The ecology of practices takes the form of the continuous emergence of new practices stemming from the already existing ones and continuous disappearance of other practices. This phenomenon seems to have been strongly reinforced since the advent of electronic media’s instantaneous communication. The onset of these numerous practices implies in each case, as noted by Isabelle Stengers, the “production of values, (…) the proposal of new modes of evaluation, of new meanings ».4In the perspectives of the ecology of practices, the issue is not to think anymore that these values, evaluations and meanings should replace the old ones in the name of a truth that one would have finally discovered, but that they “are about the production of new relations that are added to a situation already produced by a multiplicity of relations ».5 The extraordinary multiplicity of practices that emerge and disappear, through the very varied content of the meanings they express, results in a calling into question of normalization processes that led to universally recognized truths imposed on all. To ideas, the source of imposed “undeniable facts”, is opposed the resistance of practices that confront the instability of realities, and their values relative to contexts.
Consequently, the idea of ecology of practices is not only about the contents of the works or of artistic approaches in relation to sound ecology: that is on the one hand the issues relative to sound pollution in our societies, and on the other hand the enhancement of diversified sound environments. The ecology of practices involves a complex ensemble that gravitates around notions of interaction between human beings, and between human and non-human beings, in particular with inert objects and technologies. In this context artistic practices are confronted, like any other practices, with difficult dilemmas having to do for example with issues such as data hacking, respect of author’s rights, advertising power of the media, cultural industries economy and the funding of alternative practices, free or paid access to information, facilitated access to learning (notably about specialized techniques) and to critical thought, access to employment, in short anything that contributes to influence the environment, its unstable and uncertain future, and the beings living in it.
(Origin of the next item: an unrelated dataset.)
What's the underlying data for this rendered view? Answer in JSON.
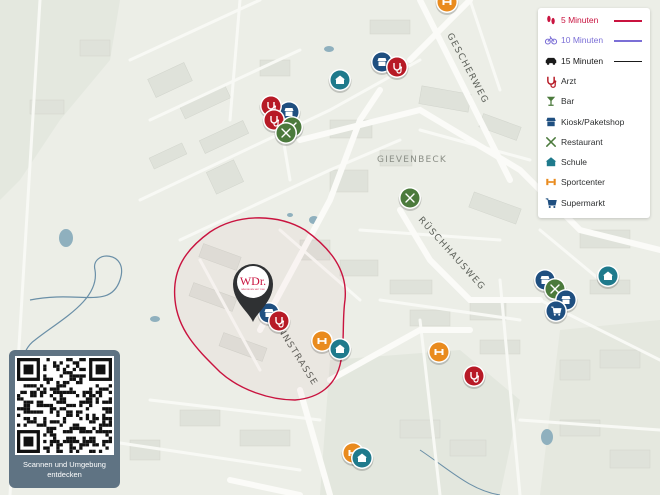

1. Isabelle Stengers, Cosmopolitics I, Bononno, R (trans.), Minneapolis: University of Minnesota Press (2010).
2. Isabelle Stengers : « Inventer une écologie des pratiques » www.larecherche.fr/savoirs/autre/isabelle-stengers-inventer-ecologie-pratiques-01-04-1997-69210
3. Ibid., p. 59.
4. Cosmopolitics I, op. cit., p. 32.